→ Required work
The copy you return should hold every record below word for word and no images.

→ Dataset items
▼

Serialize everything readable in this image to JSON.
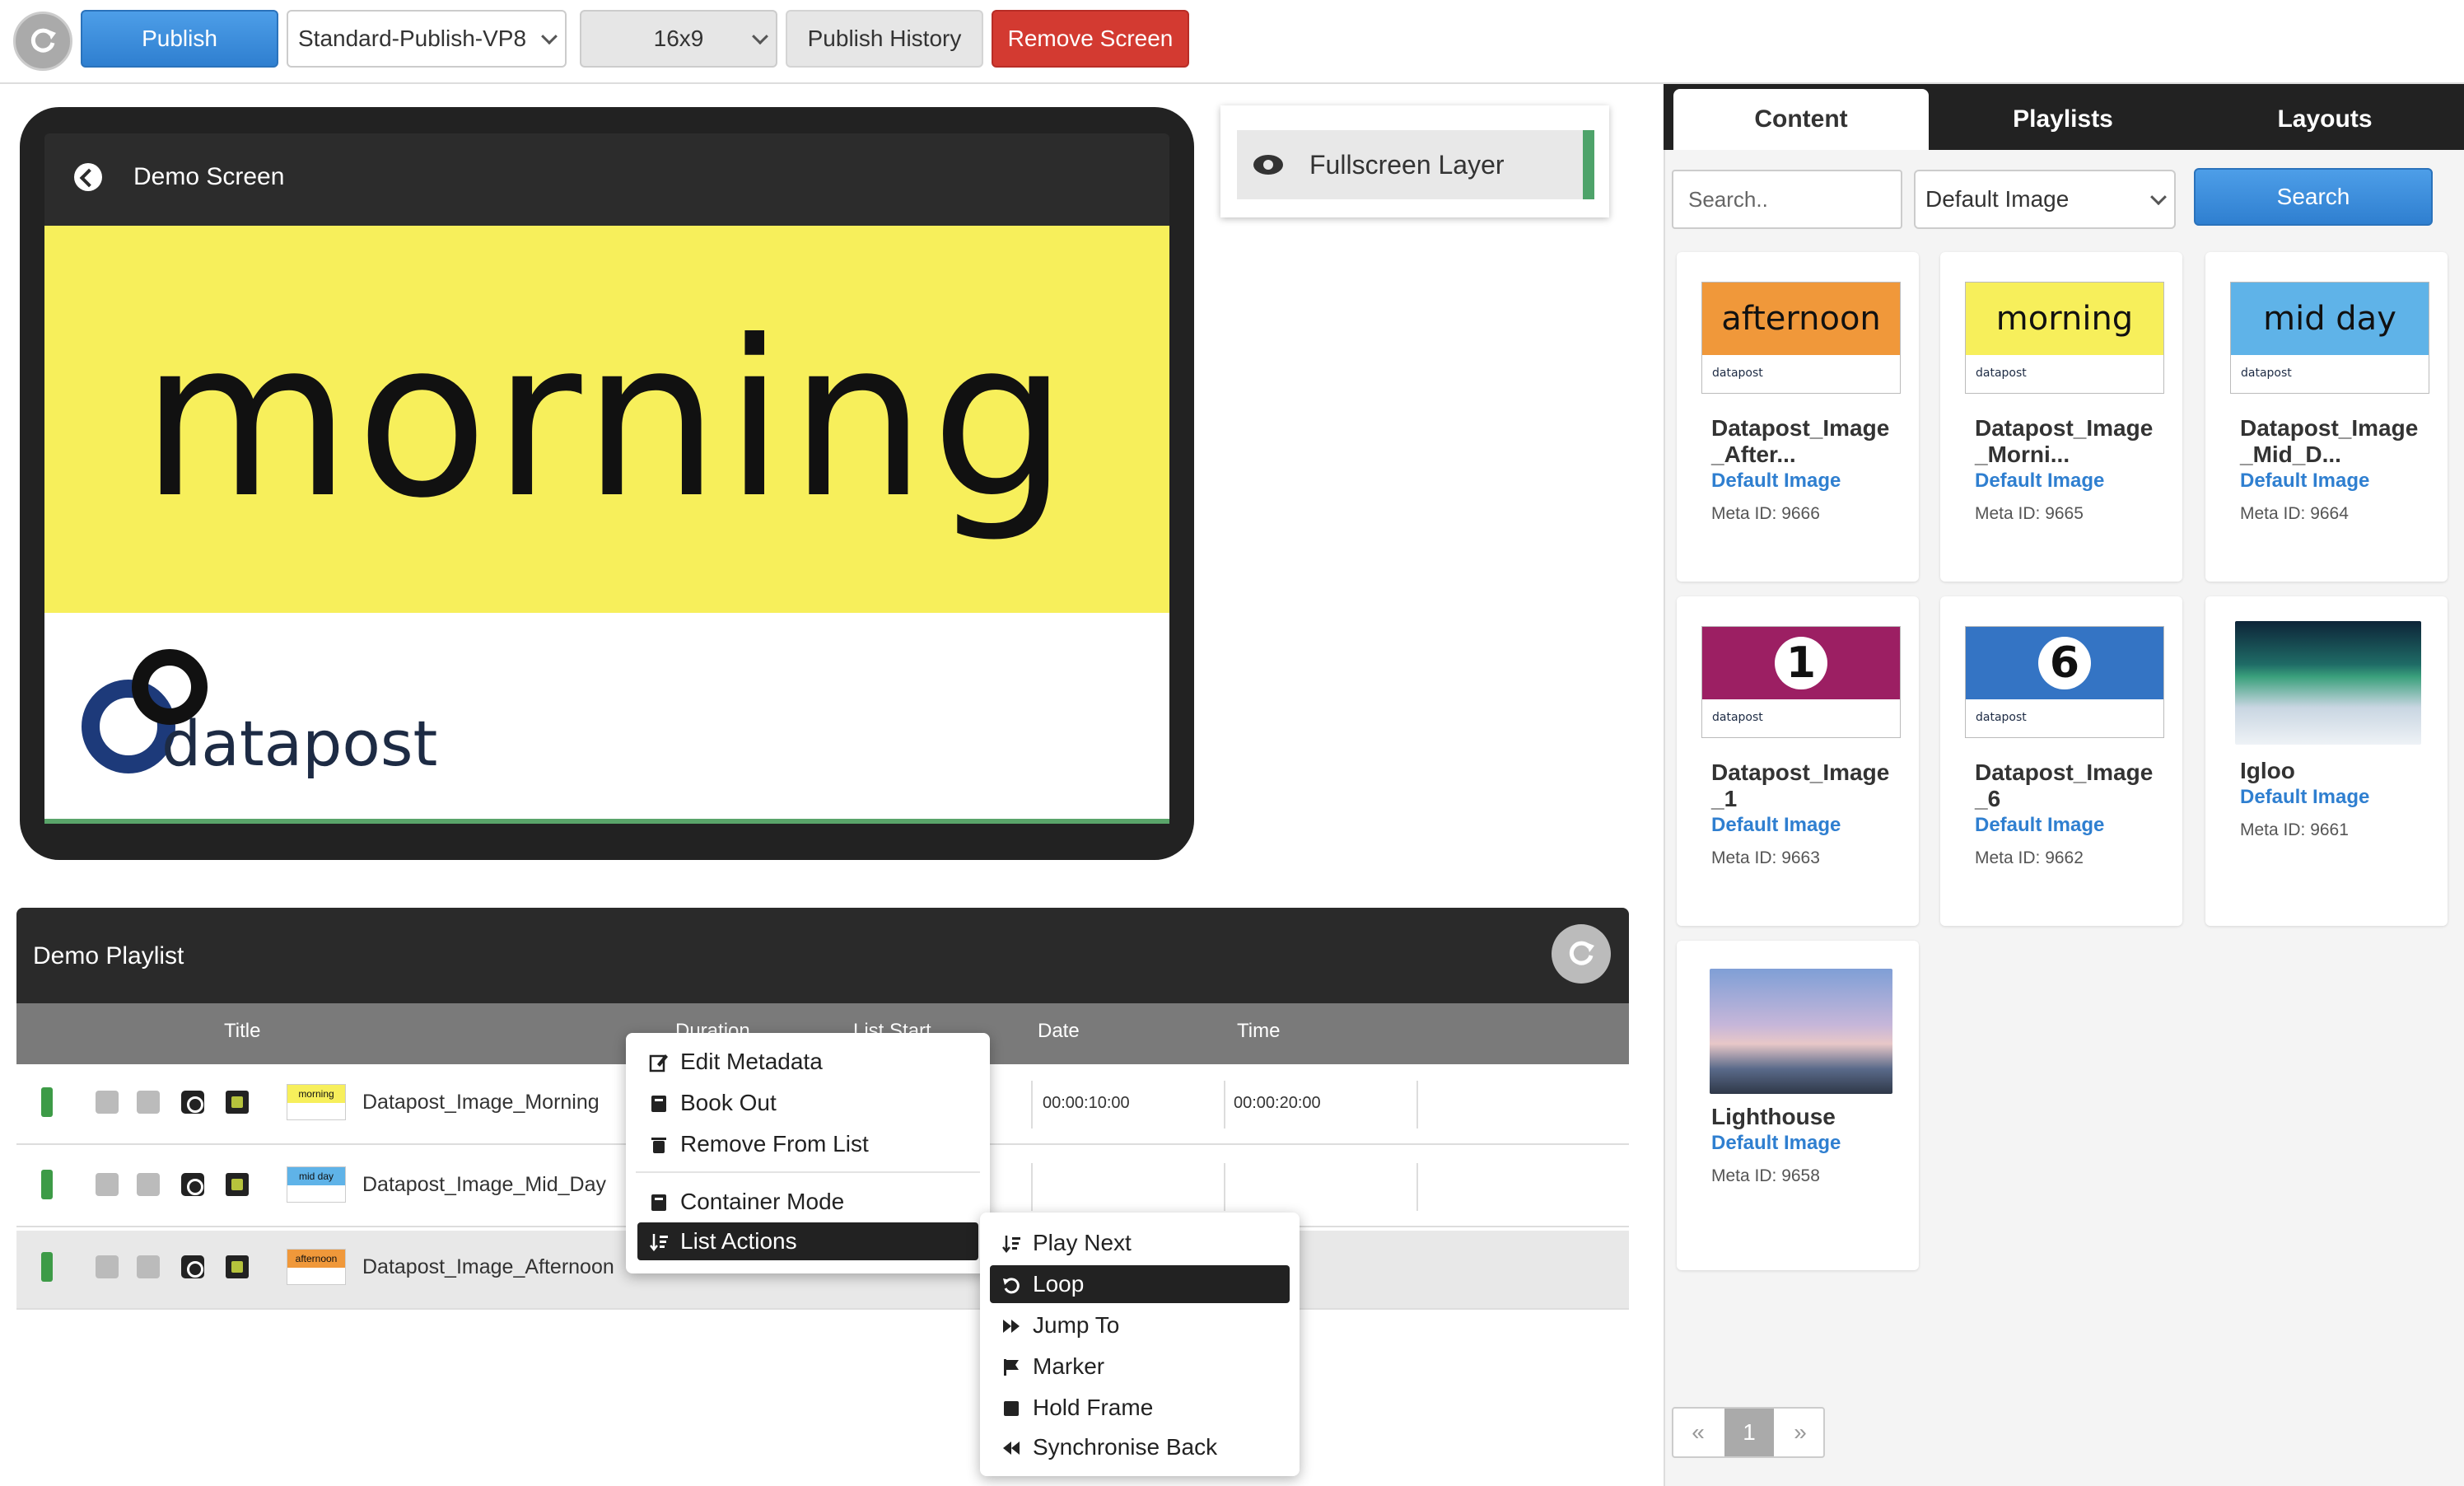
{
  "toolbar": {
    "publish_label": "Publish",
    "profile_value": "Standard-Publish-VP8",
    "ratio_value": "16x9",
    "history_label": "Publish History",
    "remove_label": "Remove Screen"
  },
  "preview": {
    "screen_title": "Demo Screen",
    "content_word": "morning",
    "logo_text": "datapost"
  },
  "layer": {
    "label": "Fullscreen Layer"
  },
  "playlist": {
    "title": "Demo Playlist",
    "columns": [
      "Title",
      "Duration",
      "List Start",
      "Date",
      "Time"
    ],
    "rows": [
      {
        "title": "Datapost_Image_Morning",
        "thumb": "morning",
        "date": "00:00:10:00",
        "time": "00:00:20:00"
      },
      {
        "title": "Datapost_Image_Mid_Day",
        "thumb": "mid day",
        "date": "",
        "time": ""
      },
      {
        "title": "Datapost_Image_Afternoon",
        "thumb": "afternoon",
        "date": "",
        "time": ""
      }
    ]
  },
  "context_menu": {
    "items": [
      "Edit Metadata",
      "Book Out",
      "Remove From List",
      "Container Mode",
      "List Actions"
    ],
    "submenu": [
      "Play Next",
      "Loop",
      "Jump To",
      "Marker",
      "Hold Frame",
      "Synchronise Back"
    ]
  },
  "right_panel": {
    "tabs": [
      "Content",
      "Playlists",
      "Layouts"
    ],
    "search_placeholder": "Search..",
    "filter_value": "Default Image",
    "search_button": "Search",
    "cards": [
      {
        "title": "Datapost_Image _After...",
        "type": "Default Image",
        "meta": "Meta ID: 9666",
        "thumb_text": "afternoon",
        "color": "#f0983a"
      },
      {
        "title": "Datapost_Image _Morni...",
        "type": "Default Image",
        "meta": "Meta ID: 9665",
        "thumb_text": "morning",
        "color": "#f7ef5b"
      },
      {
        "title": "Datapost_Image _Mid_D...",
        "type": "Default Image",
        "meta": "Meta ID: 9664",
        "thumb_text": "mid day",
        "color": "#5fb3e8"
      },
      {
        "title": "Datapost_Image _1",
        "type": "Default Image",
        "meta": "Meta ID: 9663",
        "thumb_text": "1",
        "color": "#9c1f63"
      },
      {
        "title": "Datapost_Image _6",
        "type": "Default Image",
        "meta": "Meta ID: 9662",
        "thumb_text": "6",
        "color": "#3474c4"
      },
      {
        "title": "Igloo",
        "type": "Default Image",
        "meta": "Meta ID: 9661",
        "thumb_text": "",
        "color": "#2d4a66"
      },
      {
        "title": "Lighthouse",
        "type": "Default Image",
        "meta": "Meta ID: 9658",
        "thumb_text": "",
        "color": "#8ea6d8"
      }
    ],
    "logo_small": "datapost",
    "pager": {
      "prev": "«",
      "page": "1",
      "next": "»"
    }
  }
}
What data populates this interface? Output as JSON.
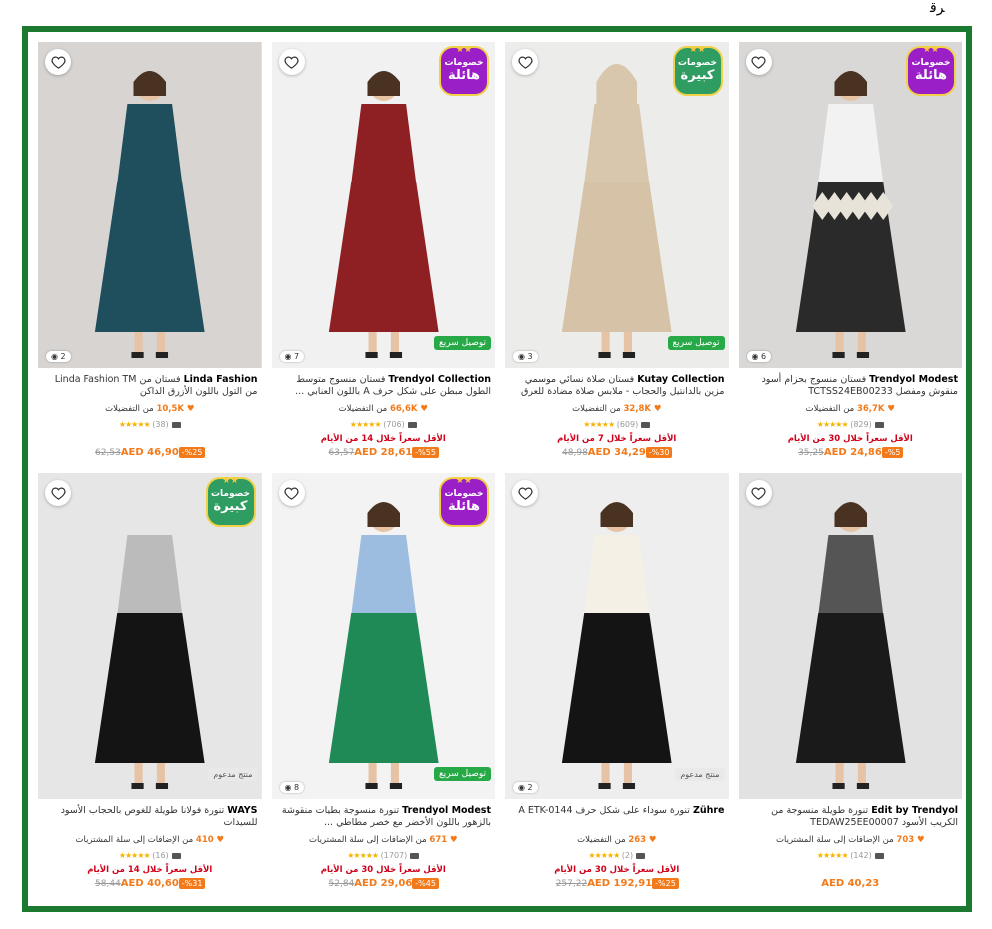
{
  "corner_mark": "ﺮﻗ",
  "colors": {
    "accent": "#f27a1a",
    "frame": "#1b7a2f",
    "badge_purple": "#9a1fc7",
    "badge_green": "#2f9c62",
    "ship": "#27a948"
  },
  "products": [
    {
      "brand": "Trendyol Modest",
      "name": "فستان منسوج بحزام أسود منقوش ومفصل TCTSS24EB00233",
      "fav_count": "36,7K",
      "fav_text": "من التفضيلات",
      "rating_count": "(829)",
      "lowest": "الأقل سعراً خلال 30 من الأيام",
      "old_price": "35,25",
      "new_price": "AED 24,86",
      "discount": "-%5",
      "badge_l1": "خصومات",
      "badge_l2": "هائلة",
      "badge_type": "purple",
      "ship": "",
      "tag": "",
      "counter": "6"
    },
    {
      "brand": "Kutay Collection",
      "name": "فستان صلاة نسائي موسمي مزين بالدانتيل والحجاب - ملابس صلاة مضادة للعرق",
      "fav_count": "32,8K",
      "fav_text": "من التفضيلات",
      "rating_count": "(609)",
      "lowest": "الأقل سعراً خلال 7 من الأيام",
      "old_price": "48,98",
      "new_price": "AED 34,29",
      "discount": "-%30",
      "badge_l1": "خصومات",
      "badge_l2": "كبيرة",
      "badge_type": "green",
      "ship": "توصيل سريع",
      "tag": "",
      "counter": "3"
    },
    {
      "brand": "Trendyol Collection",
      "name": "فستان منسوج متوسط الطول مبطن على شكل حرف A باللون العنابي ...",
      "fav_count": "66,6K",
      "fav_text": "من التفضيلات",
      "rating_count": "(706)",
      "lowest": "الأقل سعراً خلال 14 من الأيام",
      "old_price": "63,57",
      "new_price": "AED 28,61",
      "discount": "-%55",
      "badge_l1": "خصومات",
      "badge_l2": "هائلة",
      "badge_type": "purple",
      "ship": "توصيل سريع",
      "tag": "",
      "counter": "7"
    },
    {
      "brand": "Linda Fashion",
      "name": "فستان من Linda Fashion TM من التول باللون الأزرق الداكن",
      "fav_count": "10,5K",
      "fav_text": "من التفضيلات",
      "rating_count": "(38)",
      "lowest": "",
      "old_price": "62,53",
      "new_price": "AED 46,90",
      "discount": "-%25",
      "badge_l1": "",
      "badge_l2": "",
      "badge_type": "",
      "ship": "",
      "tag": "",
      "counter": "2"
    },
    {
      "brand": "Edit by Trendyol",
      "name": "تنورة طويلة منسوجة من الكريب الأسود TEDAW25EE00007",
      "fav_count": "703",
      "fav_text": "من الإضافات إلى سلة المشتريات",
      "rating_count": "(142)",
      "lowest": "",
      "old_price": "",
      "new_price": "AED 40,23",
      "discount": "",
      "badge_l1": "",
      "badge_l2": "",
      "badge_type": "",
      "ship": "",
      "tag": "",
      "counter": ""
    },
    {
      "brand": "Zühre",
      "name": "تنورة سوداء على شكل حرف A ETK-0144",
      "fav_count": "263",
      "fav_text": "من التفضيلات",
      "rating_count": "(2)",
      "lowest": "الأقل سعراً خلال 30 من الأيام",
      "old_price": "257,22",
      "new_price": "AED 192,91",
      "discount": "-%25",
      "badge_l1": "",
      "badge_l2": "",
      "badge_type": "",
      "ship": "",
      "tag": "منتج مدعوم",
      "counter": "2"
    },
    {
      "brand": "Trendyol Modest",
      "name": "تنورة منسوجة بطيات منقوشة بالزهور باللون الأخضر مع خصر مطاطي ...",
      "fav_count": "671",
      "fav_text": "من الإضافات إلى سلة المشتريات",
      "rating_count": "(1707)",
      "lowest": "الأقل سعراً خلال 30 من الأيام",
      "old_price": "52,84",
      "new_price": "AED 29,06",
      "discount": "-%45",
      "badge_l1": "خصومات",
      "badge_l2": "هائلة",
      "badge_type": "purple",
      "ship": "توصيل سريع",
      "tag": "",
      "counter": "8"
    },
    {
      "brand": "WAYS",
      "name": "تنورة فولانا طويلة للغوص بالحجاب الأسود للسيدات",
      "fav_count": "410",
      "fav_text": "من الإضافات إلى سلة المشتريات",
      "rating_count": "(16)",
      "lowest": "الأقل سعراً خلال 14 من الأيام",
      "old_price": "58,44",
      "new_price": "AED 40,60",
      "discount": "-%31",
      "badge_l1": "خصومات",
      "badge_l2": "كبيرة",
      "badge_type": "green",
      "ship": "",
      "tag": "منتج مدعوم",
      "counter": ""
    }
  ]
}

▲

→ Answer below
Serialize everything readable in this image to JSON.
{
  "toolbar": {
    "publish_label": "Publish",
    "profile_value": "Standard-Publish-VP8",
    "ratio_value": "16x9",
    "history_label": "Publish History",
    "remove_label": "Remove Screen"
  },
  "preview": {
    "screen_title": "Demo Screen",
    "content_word": "morning",
    "logo_text": "datapost"
  },
  "layer": {
    "label": "Fullscreen Layer"
  },
  "playlist": {
    "title": "Demo Playlist",
    "columns": [
      "Title",
      "Duration",
      "List Start",
      "Date",
      "Time"
    ],
    "rows": [
      {
        "title": "Datapost_Image_Morning",
        "thumb": "morning",
        "date": "00:00:10:00",
        "time": "00:00:20:00"
      },
      {
        "title": "Datapost_Image_Mid_Day",
        "thumb": "mid day",
        "date": "",
        "time": ""
      },
      {
        "title": "Datapost_Image_Afternoon",
        "thumb": "afternoon",
        "date": "",
        "time": ""
      }
    ]
  },
  "context_menu": {
    "items": [
      "Edit Metadata",
      "Book Out",
      "Remove From List",
      "Container Mode",
      "List Actions"
    ],
    "submenu": [
      "Play Next",
      "Loop",
      "Jump To",
      "Marker",
      "Hold Frame",
      "Synchronise Back"
    ]
  },
  "right_panel": {
    "tabs": [
      "Content",
      "Playlists",
      "Layouts"
    ],
    "search_placeholder": "Search..",
    "filter_value": "Default Image",
    "search_button": "Search",
    "cards": [
      {
        "title": "Datapost_Image _After...",
        "type": "Default Image",
        "meta": "Meta ID: 9666",
        "thumb_text": "afternoon",
        "color": "#f0983a"
      },
      {
        "title": "Datapost_Image _Morni...",
        "type": "Default Image",
        "meta": "Meta ID: 9665",
        "thumb_text": "morning",
        "color": "#f7ef5b"
      },
      {
        "title": "Datapost_Image _Mid_D...",
        "type": "Default Image",
        "meta": "Meta ID: 9664",
        "thumb_text": "mid day",
        "color": "#5fb3e8"
      },
      {
        "title": "Datapost_Image _1",
        "type": "Default Image",
        "meta": "Meta ID: 9663",
        "thumb_text": "1",
        "color": "#9c1f63"
      },
      {
        "title": "Datapost_Image _6",
        "type": "Default Image",
        "meta": "Meta ID: 9662",
        "thumb_text": "6",
        "color": "#3474c4"
      },
      {
        "title": "Igloo",
        "type": "Default Image",
        "meta": "Meta ID: 9661",
        "thumb_text": "",
        "color": "#2d4a66"
      },
      {
        "title": "Lighthouse",
        "type": "Default Image",
        "meta": "Meta ID: 9658",
        "thumb_text": "",
        "color": "#8ea6d8"
      }
    ],
    "logo_small": "datapost",
    "pager": {
      "prev": "«",
      "page": "1",
      "next": "»"
    }
  }
}
What data populates this interface? Output as JSON.
{
  "corner_mark": "ﺮﻗ",
  "colors": {
    "accent": "#f27a1a",
    "frame": "#1b7a2f",
    "badge_purple": "#9a1fc7",
    "badge_green": "#2f9c62",
    "ship": "#27a948"
  },
  "products": [
    {
      "brand": "Trendyol Modest",
      "name": "فستان منسوج بحزام أسود منقوش ومفصل TCTSS24EB00233",
      "fav_count": "36,7K",
      "fav_text": "من التفضيلات",
      "rating_count": "(829)",
      "lowest": "الأقل سعراً خلال 30 من الأيام",
      "old_price": "35,25",
      "new_price": "AED 24,86",
      "discount": "-%5",
      "badge_l1": "خصومات",
      "badge_l2": "هائلة",
      "badge_type": "purple",
      "ship": "",
      "tag": "",
      "counter": "6"
    },
    {
      "brand": "Kutay Collection",
      "name": "فستان صلاة نسائي موسمي مزين بالدانتيل والحجاب - ملابس صلاة مضادة للعرق",
      "fav_count": "32,8K",
      "fav_text": "من التفضيلات",
      "rating_count": "(609)",
      "lowest": "الأقل سعراً خلال 7 من الأيام",
      "old_price": "48,98",
      "new_price": "AED 34,29",
      "discount": "-%30",
      "badge_l1": "خصومات",
      "badge_l2": "كبيرة",
      "badge_type": "green",
      "ship": "توصيل سريع",
      "tag": "",
      "counter": "3"
    },
    {
      "brand": "Trendyol Collection",
      "name": "فستان منسوج متوسط الطول مبطن على شكل حرف A باللون العنابي ...",
      "fav_count": "66,6K",
      "fav_text": "من التفضيلات",
      "rating_count": "(706)",
      "lowest": "الأقل سعراً خلال 14 من الأيام",
      "old_price": "63,57",
      "new_price": "AED 28,61",
      "discount": "-%55",
      "badge_l1": "خصومات",
      "badge_l2": "هائلة",
      "badge_type": "purple",
      "ship": "توصيل سريع",
      "tag": "",
      "counter": "7"
    },
    {
      "brand": "Linda Fashion",
      "name": "فستان من Linda Fashion TM من التول باللون الأزرق الداكن",
      "fav_count": "10,5K",
      "fav_text": "من التفضيلات",
      "rating_count": "(38)",
      "lowest": "",
      "old_price": "62,53",
      "new_price": "AED 46,90",
      "discount": "-%25",
      "badge_l1": "",
      "badge_l2": "",
      "badge_type": "",
      "ship": "",
      "tag": "",
      "counter": "2"
    },
    {
      "brand": "Edit by Trendyol",
      "name": "تنورة طويلة منسوجة من الكريب الأسود TEDAW25EE00007",
      "fav_count": "703",
      "fav_text": "من الإضافات إلى سلة المشتريات",
      "rating_count": "(142)",
      "lowest": "",
      "old_price": "",
      "new_price": "AED 40,23",
      "discount": "",
      "badge_l1": "",
      "badge_l2": "",
      "badge_type": "",
      "ship": "",
      "tag": "",
      "counter": ""
    },
    {
      "brand": "Zühre",
      "name": "تنورة سوداء على شكل حرف A ETK-0144",
      "fav_count": "263",
      "fav_text": "من التفضيلات",
      "rating_count": "(2)",
      "lowest": "الأقل سعراً خلال 30 من الأيام",
      "old_price": "257,22",
      "new_price": "AED 192,91",
      "discount": "-%25",
      "badge_l1": "",
      "badge_l2": "",
      "badge_type": "",
      "ship": "",
      "tag": "منتج مدعوم",
      "counter": "2"
    },
    {
      "brand": "Trendyol Modest",
      "name": "تنورة منسوجة بطيات منقوشة بالزهور باللون الأخضر مع خصر مطاطي ...",
      "fav_count": "671",
      "fav_text": "من الإضافات إلى سلة المشتريات",
      "rating_count": "(1707)",
      "lowest": "الأقل سعراً خلال 30 من الأيام",
      "old_price": "52,84",
      "new_price": "AED 29,06",
      "discount": "-%45",
      "badge_l1": "خصومات",
      "badge_l2": "هائلة",
      "badge_type": "purple",
      "ship": "توصيل سريع",
      "tag": "",
      "counter": "8"
    },
    {
      "brand": "WAYS",
      "name": "تنورة فولانا طويلة للغوص بالحجاب الأسود للسيدات",
      "fav_count": "410",
      "fav_text": "من الإضافات إلى سلة المشتريات",
      "rating_count": "(16)",
      "lowest": "الأقل سعراً خلال 14 من الأيام",
      "old_price": "58,44",
      "new_price": "AED 40,60",
      "discount": "-%31",
      "badge_l1": "خصومات",
      "badge_l2": "كبيرة",
      "badge_type": "green",
      "ship": "",
      "tag": "منتج مدعوم",
      "counter": ""
    }
  ]
}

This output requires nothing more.